IMG_5112

a pair of Herring Gulls — the front one is a juvenile and I believe the back one is a first winter plumage bird (please add a correction in the comments if necessary!),

IMG_5090

A juvenile Franklin’s Gull, IMG_5108

Double-crested Cormorant and the juvenile Herring Gull, IMG_5077

After evening chores one night this week, I went out with my scope to our summerfallow field to look at some of the wet areas to see if there were any shorebirds feeding in the low spot. I did find a Semipalmated Plover — a year bird for me as I missed the species this spring, and five not-so-solitary Solitary Sandpipers.

I took a few photos of the plover before the resident Swainson’s Hawk flew over where the shorebirds were feeding and scared off the plover. The hawk landed in a bare tree and was immediately harassed by a pair of American Robins and Eastern Kingbirds.

Here’s my eBird checklist from that day, which included the Swainson’s Hawk and American Robin,

IMG_4997

An adult Semipalmated Plover,

IMG_5134

On Thursday after work, I went out for another bird walk around our yard. I first headed to the lake behind our house where I was hoping to find more shorebirds feeding along the lakeshore.

When I walking to the lake, a Merlin flew down and landed on a fence post in front of me until it noticed me and abruptly flew off,

IMG_5291

A Red Paintbrush,

IMG_5312

A juicy wild raspberry,

IMG_5316

There weren’t too many birds at the lake, but there were four adult Eared Grebes feeding their chicks on the lake, and also a group of Savannah and Clay-colored Sparrows flitting about in the bushes. A Killdeer, American Goldfinches, Cedar Waxwings, and Red-winged Blackbirds flew above me.

My eBird checklist from the lake.

Cedar Waxwing,

IMG_5304

Cattails,

IMG_5327

At the slough east of our house I found many more birds than at the lake: a Great Blue Heron, dozens of American Coots, a Black-bellied Plover, common Goldeneyes, Black-capped Chickadees, Red-winged Blackbirds, Redheads, Savannah Sparrows, a male and female Northern Harrier, Spotted Sandpiper, Pied-billed Grebes, and more.

My eBird checklist from the slough.

I spent an hour watching the birds at the slough until I noticed one of my brothers on our deck, barbecuing hamburgers, so I headed home

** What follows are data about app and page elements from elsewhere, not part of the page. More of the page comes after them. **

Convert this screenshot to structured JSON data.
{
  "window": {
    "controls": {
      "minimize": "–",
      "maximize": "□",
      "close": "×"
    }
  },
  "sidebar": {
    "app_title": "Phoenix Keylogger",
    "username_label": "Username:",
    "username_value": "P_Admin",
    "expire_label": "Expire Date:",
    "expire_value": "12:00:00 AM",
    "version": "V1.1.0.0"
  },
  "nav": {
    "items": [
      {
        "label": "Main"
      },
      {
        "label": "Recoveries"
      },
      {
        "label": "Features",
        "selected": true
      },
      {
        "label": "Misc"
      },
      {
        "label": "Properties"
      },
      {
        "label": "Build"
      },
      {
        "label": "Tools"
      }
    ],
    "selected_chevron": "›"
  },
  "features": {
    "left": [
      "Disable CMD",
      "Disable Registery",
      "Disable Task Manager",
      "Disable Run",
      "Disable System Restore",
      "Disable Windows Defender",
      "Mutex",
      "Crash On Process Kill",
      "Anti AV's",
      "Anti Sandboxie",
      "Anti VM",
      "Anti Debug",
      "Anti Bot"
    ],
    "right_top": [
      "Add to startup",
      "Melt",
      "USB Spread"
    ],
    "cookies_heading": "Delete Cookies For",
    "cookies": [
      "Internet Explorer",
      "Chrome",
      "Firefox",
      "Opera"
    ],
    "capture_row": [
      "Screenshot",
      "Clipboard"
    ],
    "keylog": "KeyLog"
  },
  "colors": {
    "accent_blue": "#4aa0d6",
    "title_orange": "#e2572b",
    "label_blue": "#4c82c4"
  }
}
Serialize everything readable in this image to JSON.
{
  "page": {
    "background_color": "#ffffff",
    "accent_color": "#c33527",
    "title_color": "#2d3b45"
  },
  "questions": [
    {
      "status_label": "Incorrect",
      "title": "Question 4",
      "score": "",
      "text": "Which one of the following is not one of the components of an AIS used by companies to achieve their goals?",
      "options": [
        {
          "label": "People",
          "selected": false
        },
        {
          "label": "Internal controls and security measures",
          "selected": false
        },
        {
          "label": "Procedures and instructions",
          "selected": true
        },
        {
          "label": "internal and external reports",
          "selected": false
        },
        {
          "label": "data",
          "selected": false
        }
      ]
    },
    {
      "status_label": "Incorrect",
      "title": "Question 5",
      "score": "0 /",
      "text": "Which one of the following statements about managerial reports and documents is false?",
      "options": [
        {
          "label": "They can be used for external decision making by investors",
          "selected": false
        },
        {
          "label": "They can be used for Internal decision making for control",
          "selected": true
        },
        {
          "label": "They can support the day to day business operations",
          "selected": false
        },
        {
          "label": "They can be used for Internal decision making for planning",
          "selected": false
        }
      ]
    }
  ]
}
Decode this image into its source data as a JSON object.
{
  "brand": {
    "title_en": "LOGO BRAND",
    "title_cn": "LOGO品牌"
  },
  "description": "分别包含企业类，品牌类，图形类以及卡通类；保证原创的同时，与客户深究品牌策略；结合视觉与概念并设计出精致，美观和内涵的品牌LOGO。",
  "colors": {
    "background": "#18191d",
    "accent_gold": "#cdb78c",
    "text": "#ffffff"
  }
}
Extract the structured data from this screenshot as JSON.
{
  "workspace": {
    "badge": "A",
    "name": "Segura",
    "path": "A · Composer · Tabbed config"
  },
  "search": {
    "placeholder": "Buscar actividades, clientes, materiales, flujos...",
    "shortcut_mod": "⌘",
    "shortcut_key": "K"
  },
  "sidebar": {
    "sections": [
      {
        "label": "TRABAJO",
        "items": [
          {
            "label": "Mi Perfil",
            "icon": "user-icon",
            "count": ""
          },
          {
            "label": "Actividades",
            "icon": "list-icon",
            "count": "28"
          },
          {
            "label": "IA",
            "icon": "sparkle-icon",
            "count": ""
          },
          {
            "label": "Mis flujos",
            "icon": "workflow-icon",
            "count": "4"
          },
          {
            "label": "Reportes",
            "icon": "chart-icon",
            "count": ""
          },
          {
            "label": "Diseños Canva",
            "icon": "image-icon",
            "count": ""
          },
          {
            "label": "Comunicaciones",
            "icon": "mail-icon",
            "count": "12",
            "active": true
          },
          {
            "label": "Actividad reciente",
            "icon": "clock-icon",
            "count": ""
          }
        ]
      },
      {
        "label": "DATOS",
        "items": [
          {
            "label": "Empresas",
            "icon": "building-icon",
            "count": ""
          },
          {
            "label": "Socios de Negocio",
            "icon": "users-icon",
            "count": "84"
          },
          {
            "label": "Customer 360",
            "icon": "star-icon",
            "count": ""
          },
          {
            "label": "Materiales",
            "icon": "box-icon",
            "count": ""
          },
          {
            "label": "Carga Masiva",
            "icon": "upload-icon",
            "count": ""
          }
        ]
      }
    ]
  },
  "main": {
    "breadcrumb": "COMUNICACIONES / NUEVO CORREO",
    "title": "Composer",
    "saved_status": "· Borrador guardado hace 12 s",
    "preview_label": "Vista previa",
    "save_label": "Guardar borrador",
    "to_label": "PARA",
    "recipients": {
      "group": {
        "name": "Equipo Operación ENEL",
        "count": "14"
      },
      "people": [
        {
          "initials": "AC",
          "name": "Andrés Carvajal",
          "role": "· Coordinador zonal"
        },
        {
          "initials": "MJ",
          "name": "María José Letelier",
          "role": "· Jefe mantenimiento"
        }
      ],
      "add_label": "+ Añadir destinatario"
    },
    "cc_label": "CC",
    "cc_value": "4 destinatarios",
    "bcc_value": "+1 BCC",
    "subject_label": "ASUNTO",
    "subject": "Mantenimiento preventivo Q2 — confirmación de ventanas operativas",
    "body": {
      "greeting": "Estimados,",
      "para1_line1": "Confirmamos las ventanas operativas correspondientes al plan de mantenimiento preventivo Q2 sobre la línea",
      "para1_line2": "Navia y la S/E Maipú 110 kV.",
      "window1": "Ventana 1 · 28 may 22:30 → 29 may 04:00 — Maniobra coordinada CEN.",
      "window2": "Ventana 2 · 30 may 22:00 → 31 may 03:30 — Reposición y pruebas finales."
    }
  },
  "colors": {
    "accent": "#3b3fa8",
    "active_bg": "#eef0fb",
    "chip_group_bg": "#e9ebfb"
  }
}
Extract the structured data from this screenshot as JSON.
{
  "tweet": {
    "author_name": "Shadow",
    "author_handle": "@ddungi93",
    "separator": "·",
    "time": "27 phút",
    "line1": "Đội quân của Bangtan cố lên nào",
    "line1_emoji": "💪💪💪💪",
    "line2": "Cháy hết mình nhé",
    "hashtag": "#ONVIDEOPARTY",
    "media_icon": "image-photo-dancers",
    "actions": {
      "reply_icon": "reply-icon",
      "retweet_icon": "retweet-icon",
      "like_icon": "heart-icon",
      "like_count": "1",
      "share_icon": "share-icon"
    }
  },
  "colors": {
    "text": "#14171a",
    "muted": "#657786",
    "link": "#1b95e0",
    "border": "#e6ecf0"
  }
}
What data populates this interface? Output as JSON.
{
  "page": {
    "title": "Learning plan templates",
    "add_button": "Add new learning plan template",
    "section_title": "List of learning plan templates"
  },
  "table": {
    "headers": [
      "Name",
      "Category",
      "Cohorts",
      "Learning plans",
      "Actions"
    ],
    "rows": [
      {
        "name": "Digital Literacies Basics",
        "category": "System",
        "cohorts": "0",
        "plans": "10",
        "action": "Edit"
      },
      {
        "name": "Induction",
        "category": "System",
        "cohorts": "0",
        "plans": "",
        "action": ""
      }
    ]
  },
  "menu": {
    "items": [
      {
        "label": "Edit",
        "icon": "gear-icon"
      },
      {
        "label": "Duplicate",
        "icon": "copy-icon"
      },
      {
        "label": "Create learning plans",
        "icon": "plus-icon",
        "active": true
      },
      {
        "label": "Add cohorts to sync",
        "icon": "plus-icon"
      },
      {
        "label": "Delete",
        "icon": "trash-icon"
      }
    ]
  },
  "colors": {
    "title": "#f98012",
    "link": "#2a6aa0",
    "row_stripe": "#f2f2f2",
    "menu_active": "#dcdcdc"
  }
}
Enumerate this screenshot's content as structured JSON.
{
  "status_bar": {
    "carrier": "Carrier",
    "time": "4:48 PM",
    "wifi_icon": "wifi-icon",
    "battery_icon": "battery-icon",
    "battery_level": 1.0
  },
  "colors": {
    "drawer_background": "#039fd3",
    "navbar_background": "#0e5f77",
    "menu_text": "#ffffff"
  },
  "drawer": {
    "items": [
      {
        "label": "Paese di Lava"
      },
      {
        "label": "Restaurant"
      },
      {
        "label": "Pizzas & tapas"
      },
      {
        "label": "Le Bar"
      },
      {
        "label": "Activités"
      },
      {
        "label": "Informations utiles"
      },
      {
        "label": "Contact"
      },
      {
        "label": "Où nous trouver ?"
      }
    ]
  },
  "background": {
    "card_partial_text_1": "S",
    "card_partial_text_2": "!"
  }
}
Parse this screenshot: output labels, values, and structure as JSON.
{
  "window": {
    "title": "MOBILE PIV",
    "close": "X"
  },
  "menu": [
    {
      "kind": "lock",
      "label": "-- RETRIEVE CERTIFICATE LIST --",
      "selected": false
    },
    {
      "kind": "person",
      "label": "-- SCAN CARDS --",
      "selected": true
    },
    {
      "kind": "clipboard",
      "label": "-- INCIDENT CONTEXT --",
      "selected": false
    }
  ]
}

This Solitary Sandpiper was feeding in a group of five other Solitary Sandpipers and a juvenile Spotted Sandpiper,

IMG_5337

“BirdWatch Canada” Monarch Butterfly Article

Part of my Young Ornithologist Internship last fall, at the Long Point Bird Observatory in Ontario, was a personal research project on the Monarch Butterfly migration at Long Point, which is one of three Monarch Butterfly reserves in Canada.

Instead of a final report, I was asked to write an article for BirdWatch Canada as part of that, I had to learn Excel to help update Monarch data from LPBO from 2007 to 2011. The other part was writing the article based on that data and my fall project, to update an article Tara Crewe wrote in 2007.

Getting the article ready involved a lot of work with a fairly short deadline, but just like the Young Ornithologist Internship, it was an amazing opportunity for a young naturalist to get involved with research and to be trusted with some serious work. I had lots of great support and help from the LPBO staff — Stu, Dayna, Tara, and Janice. My research project article was just published in the Winter edition of the quarterly Bird Watch Canada, from Bird Studies Canada. Here it is! — click to enlarge.

BirdWatchCanadaMonarchArticle